majesty?" inquired Raoul, half reassured.

"Yes, indeed, quite so."

"In that case, I am less uneasy," said Raoul.

"Uneasy - and about what?" inquired Athos.

"Forgive me, monsieur," said Raoul, "but knowing so well the regard and
affection you have for me, I was afraid you might possibly have expressed
somewhat plainly to his majesty my own sufferings and your indignation,
and that the king had consequently - "

"And that the king had consequently?" repeated D'Artagnan; "well, go on,
finish what you were going to say."

"I have now to ask you to forgive me, Monsieur d'Artagnan," said Raoul.
"For a moment, and I cannot help confessing it, I trembled lest you had
come here, not as M. d'Artagnan, but as captain of the musketeers."

"You are mad, my poor boy," cried D'Artagnan, with a burst of laughter,
in which an exact observer might perhaps have wished to have heard a
little more frankness.

"So much the better," said Raoul.

"Yes, mad; and do you know what I would advise you to do?"

"Tell me, monsieur, for the advice is sure to be good, as it comes from
you."

"Very good, then; I advise you, after your long journey from England,
after your visit to M. de Guiche, after your visit to Madame, after your
visit to Porthos, after your journey to Vincennes, I advise you, I say,
to take a few hours' rest; go and lie down, sleep for a dozen hours, and
when you wake up, go and ride one of my horses until you have tired him
to death."

And drawing Raoul towards him, he embraced him as he would have done his
own child. Athos did the like; only it was very visible that the kiss
was still more affectionate, and the pressure of his lips even warmer
with the father than with the friend. The young man again looked at both
his companions, endeavoring to penetrate their real meaning or their real
feelings with the utmost strength of his intelligence; but his look was
powerless upon the smiling countenance of the musketeer or upon the calm
and composed features of the Comte de la Fere. "Where are you going,
Raoul?" inquired the latter, seeing that Bragelonne was preparing to go
out.

"To my own apartments," replied the latter, in his soft, sad voice.

"We shall be sure to find you there, then, if we should have anything to
say to you?"

"Yes, monsieur; but do you suppose it likely you will have something to
say to me?"

"How can I tell?" said Athos.

"Yes, something fresh to console you with," said D'Artagnan, pushing him
towards the door.

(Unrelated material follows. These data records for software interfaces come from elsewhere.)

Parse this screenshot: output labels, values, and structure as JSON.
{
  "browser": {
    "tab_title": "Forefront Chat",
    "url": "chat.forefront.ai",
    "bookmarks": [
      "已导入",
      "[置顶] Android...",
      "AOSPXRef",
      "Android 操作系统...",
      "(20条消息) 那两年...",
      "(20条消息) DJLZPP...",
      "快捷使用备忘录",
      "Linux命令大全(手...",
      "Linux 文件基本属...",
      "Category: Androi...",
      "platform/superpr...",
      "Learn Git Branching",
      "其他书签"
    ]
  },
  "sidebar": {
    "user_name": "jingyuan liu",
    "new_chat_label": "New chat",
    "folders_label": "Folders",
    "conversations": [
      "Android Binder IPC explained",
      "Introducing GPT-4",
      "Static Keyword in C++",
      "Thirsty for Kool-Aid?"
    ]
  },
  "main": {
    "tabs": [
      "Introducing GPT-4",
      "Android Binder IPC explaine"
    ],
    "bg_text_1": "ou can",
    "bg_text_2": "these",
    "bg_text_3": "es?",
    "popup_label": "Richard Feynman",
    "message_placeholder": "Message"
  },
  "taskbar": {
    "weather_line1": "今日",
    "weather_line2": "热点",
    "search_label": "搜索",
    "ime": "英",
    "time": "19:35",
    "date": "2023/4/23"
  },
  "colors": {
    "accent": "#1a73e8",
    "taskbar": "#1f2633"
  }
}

Raoul, observing the perfect composure which marked every gesture of his
two friends, quitted the comte's room, carrying away with him nothing but
the individual feeling of his own particular distress.

"Thank Heaven," he said, "since that is the case, I need only think of
myself."

And wrapping himself up in his cloak, in order to conceal from the
passers-by in the streets his gloomy and sorrowful face, he quitted them,
for the purpose of returning to his own rooms, as he had promised
Porthos. The two friends watched the young man as he walked away with a
feeling of genuine disinterested pity; only each expressed it in a
different way.

"Poor Raoul!" said Athos, sighing deeply.

"Poor Raoul!" said D'Artagnan, shrugging his shoulders.

Alexandre Dumas pere